You’ve come all this way and made it to the end. Paranoy #17, fall 1997. Cover by Mat Tusing. As your reward for reading posts about the previous 16 zines you get to… see nothing from this one. Really. This issue was pretty much just filled with love letters to my friends. And while I still hold those people dear to me, and while reading the memories from our teen years was fun, these letters aren’t something I want to display here. They’re from another time, from Past Amanda. That doesn’t devalue them to Present Amanda, but they’re just not for public consumption. Not now.
I can tell you some things. In Christina’s letter, I reminisce about playing Island of the Blue Dolphins at her grandparents’ cabin (um, as teenagers). In Eric’s, I remember mix tapes, and long letters sent while on tour, and sleepovers. In Jenny’s, I’m adoring her silliness, her southern accent, and her desire to crush anyone who hurts me. There’s Jake, and how I slept at his house more than mine for a while, and his sweet mother always asking me when I’d be home, meaning back to their house, again. I write about Amber, and our summer trip to Brainerd , the Omega, star pennies, and Perkins.
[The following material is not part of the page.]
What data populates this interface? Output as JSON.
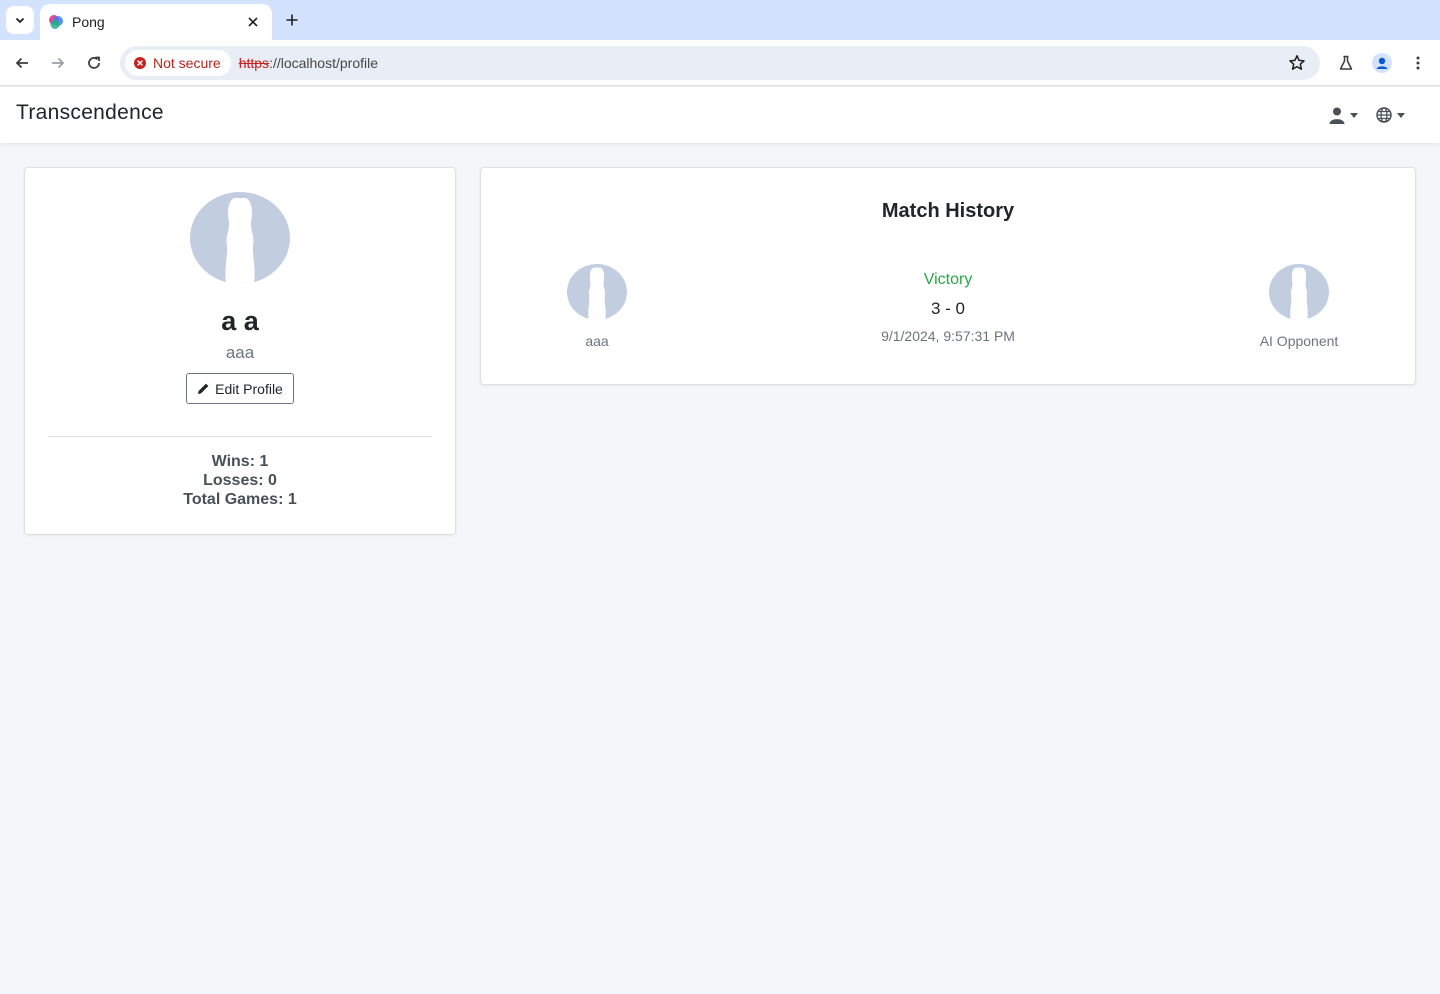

Phoebe, with Women’s Studies, the Orpheum, purple hair, coffee, and our journals. I write about Sara, and our mutual loathing of most of humanity. Andy, and the instapunks, making tapes of his band, and summer movie marathons. These were people from my teenage years, but they’re still people who are important to me. There’s something to be said about friendships forged during this time. For as little as I liked being a teenager, or high school, or people, I loved my friends.
The last thing in the last issue of my zine was this quote:
“I tend to think things through and try not to say too much. But here I am, saying perhaps too much. But there are these feelings inside me which need badly to escape, I guess. And this makes me feel relieved, because one of my big concerns these past few years is that I’ve been losing my ability to feel things with the same intensity–the way I felt when I was younger.”
–Douglas Coupland, Life After God
This still resonates with me. Sitting here now, at 36, and having this sort of bizarre archive of my teenage years, being able to access so much of my past self, the thing that strikes me–more than the angst, more than the shitty poetry, more than the ranting–is the intensity. I was intense. I loved things intensely; I hated things intensely; I had big feelings about lots of things and no hesitation in giving myself over to those things and spilling my guts about them on paper.
Making a zine was the best thing teenage me could have done. It pulled me out of my tiny town and showed me a whole world of interesting people and possibilities, a world of other kids sitting in their rooms creating zines, trading ideas, searching for connections and outlets.
After high school, I got a letter one day from an author who was writing a young adult novel where the main characters wrote zines. This author had read my zine and wondered if I’d tell her a little bit more about it–how I started, why I wrote, stuff like that. I wrote her a few letters, sent her a few more zines. That author? Ellen Wittlinger. The book? Hard Love.
The pre-zine-making Amanda could not even conceive of the world that I eventually found and called home. A world where I could turn the endless scribbling in my notebooks into things other people would read, where I’d make friends with other kids doing the same thing, where I’d feel less on the fringes and more in the middle of something–the middle of something that mattered. Where I’d feel inspired and excited, where I’d meet people I’m still in touch with today, where I’d feel less alone in my angsty alienation–like maybe we were all just angsty and alienated. I wrote like it was the only thing that was keeping me sane, like it was something I had to do, like it was keeping me alive. And some days, I don’t think it’s an exaggeration when I look back at that time and think, yeah, making a zine really was what kept me going, what both led me to my self and saved me from myself. Pretty good for a bunch of photocopied and stapled pages.